> Exercise brief: Show, from the records below, all lines that contain the word "into".

> Material for this exercise:
%%

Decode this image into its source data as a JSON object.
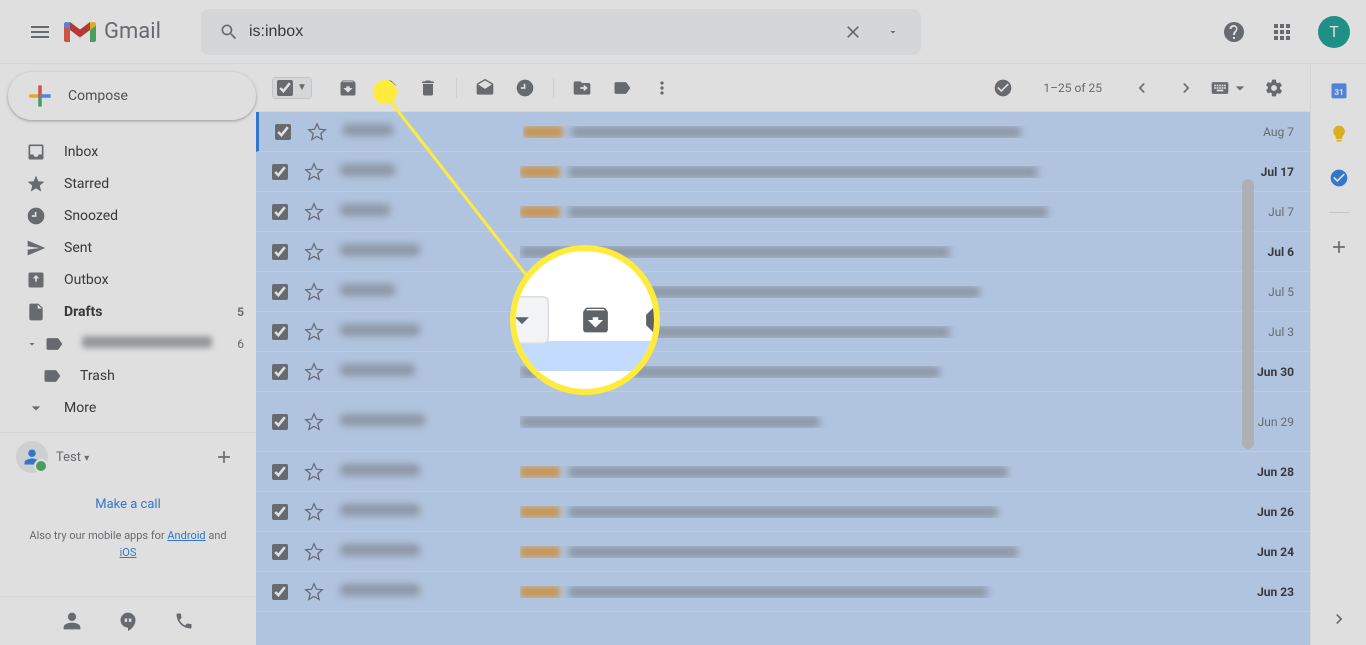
{
  "header": {
    "logo_text": "Gmail",
    "search_value": "is:inbox",
    "avatar_letter": "T"
  },
  "compose_label": "Compose",
  "sidebar": {
    "items": [
      {
        "label": "Inbox",
        "count": ""
      },
      {
        "label": "Starred",
        "count": ""
      },
      {
        "label": "Snoozed",
        "count": ""
      },
      {
        "label": "Sent",
        "count": ""
      },
      {
        "label": "Outbox",
        "count": ""
      },
      {
        "label": "Drafts",
        "count": "5",
        "bold": true
      },
      {
        "label": "",
        "count": "6",
        "blurred": true
      },
      {
        "label": "Trash",
        "count": "",
        "sub": true
      },
      {
        "label": "More",
        "count": ""
      }
    ]
  },
  "hangouts": {
    "name": "Test",
    "caret": "▾"
  },
  "make_call": "Make a call",
  "mobile_prompt_prefix": "Also try our mobile apps for ",
  "mobile_prompt_android": "Android",
  "mobile_prompt_and": " and ",
  "mobile_prompt_ios": "iOS",
  "toolbar": {
    "count": "1–25 of 25"
  },
  "emails": [
    {
      "date": "Aug 7",
      "bold": false,
      "sw": 50,
      "lw": 40,
      "cw": 450
    },
    {
      "date": "Jul 17",
      "bold": true,
      "sw": 55,
      "lw": 40,
      "cw": 470
    },
    {
      "date": "Jul 7",
      "bold": false,
      "sw": 50,
      "lw": 40,
      "cw": 480
    },
    {
      "date": "Jul 6",
      "bold": true,
      "sw": 80,
      "lw": 0,
      "cw": 430
    },
    {
      "date": "Jul 5",
      "bold": false,
      "sw": 55,
      "lw": 0,
      "cw": 460
    },
    {
      "date": "Jul 3",
      "bold": false,
      "sw": 80,
      "lw": 0,
      "cw": 430
    },
    {
      "date": "Jun 30",
      "bold": true,
      "sw": 75,
      "lw": 0,
      "cw": 420
    },
    {
      "date": "Jun 29",
      "bold": false,
      "sw": 85,
      "lw": 0,
      "cw": 300,
      "tall": true
    },
    {
      "date": "Jun 28",
      "bold": true,
      "sw": 80,
      "lw": 40,
      "cw": 440
    },
    {
      "date": "Jun 26",
      "bold": true,
      "sw": 80,
      "lw": 40,
      "cw": 430
    },
    {
      "date": "Jun 24",
      "bold": true,
      "sw": 80,
      "lw": 40,
      "cw": 450
    },
    {
      "date": "Jun 23",
      "bold": true,
      "sw": 80,
      "lw": 40,
      "cw": 420
    }
  ]
}
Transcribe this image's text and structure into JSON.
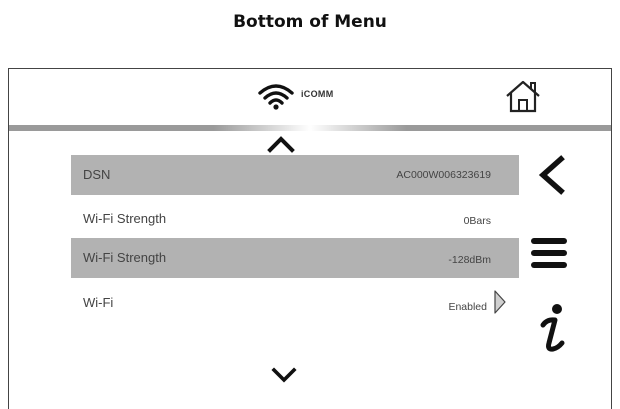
{
  "caption": "Bottom of Menu",
  "header": {
    "brand": "iCOMM"
  },
  "rows": [
    {
      "label": "DSN",
      "value": "AC000W006323619"
    },
    {
      "label": "Wi-Fi Strength",
      "value": "0Bars"
    },
    {
      "label": "Wi-Fi Strength",
      "value": "-128dBm"
    },
    {
      "label": "Wi-Fi",
      "value": "Enabled"
    }
  ],
  "icons": [
    "wifi-icon",
    "home-icon",
    "scroll-up-icon",
    "scroll-down-icon",
    "back-icon",
    "menu-icon",
    "info-icon",
    "chevron-right-icon"
  ],
  "colors": {
    "row_highlight": "#b2b2b2",
    "text": "#444444",
    "frame": "#444444"
  }
}
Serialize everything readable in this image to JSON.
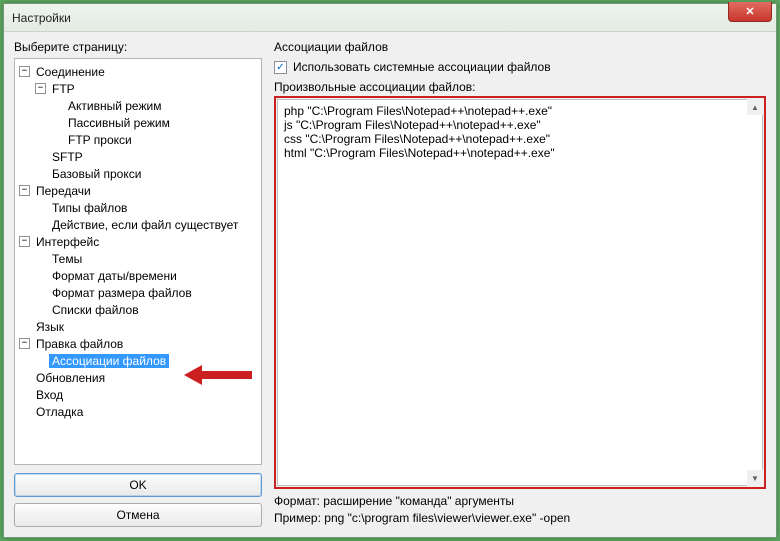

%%

> Answer space:
Decode this image into its source data as a JSON object.
Transcribe this image's text and structure into JSON.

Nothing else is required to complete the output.